Dropbox confirms security breach, reveals new strategy for account protection

1 Aug 2012

Dropbox has updated its security and added new features in response to a security breach that was discovered a few weeks ago when some users alerted Dropbox that they were receiving spam to email addresses used only for Dropbox.

The cloud storage provider launched an investigation and discovered that some usernames and passwords for its members had been stolen and used to sign into accounts. Unluckily, one of these passwords belonged to an employee of Dropbox, giving hackers access to a Dropbox account that contained a document with user email addresses, which explains the spam complaints.

Dropbox contacted the affected users to help them to protect their accounts and will be implementing new features to enhance security going forward. These include automated mechanisms to spot suspicious activity, a new Security tab where users can check all logins to their accounts, and optional two-factor authentication, which requires two proofs on sign in, such as a password and temporary code sent to a user’s phone.

Keep data secure in the cloud

As follows any security breach, Dropbox is advising users to set a unique password for their accounts that isn’t replicated on other sites they use. “The Dropbox incident underlines the necessity of having different passwords for every website,” commented Graham Cluley, senior technology consultant at Sophos.

“As people pile more confidential information onto the web, hackers are being given a greater incentive to penetrate accounts.

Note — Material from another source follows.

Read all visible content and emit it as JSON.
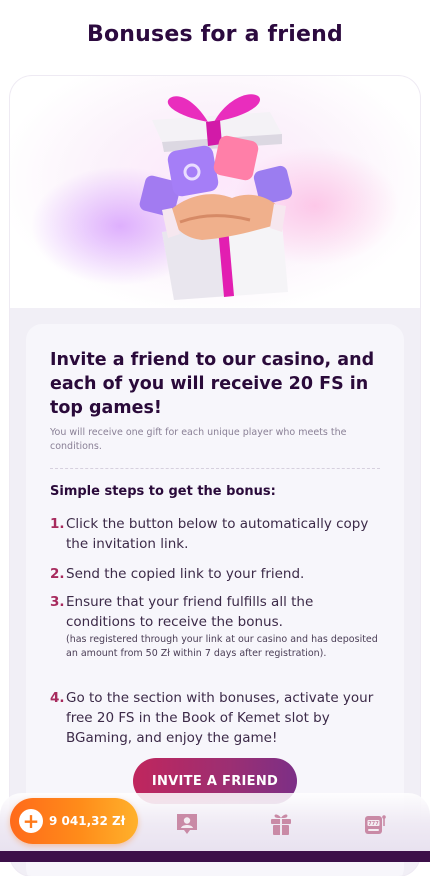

The frequency and severity of these data breaches is proving time and time again that users must make better efforts to protect themselves.”

Cluley advises that users encrypt any sensitive data they intend to store on Dropbox. “That way anyone who raids your account won’t be able to make sense of what you have stashed in the cloud anyway.”

Elaine Burke is the editor of Silicon Republic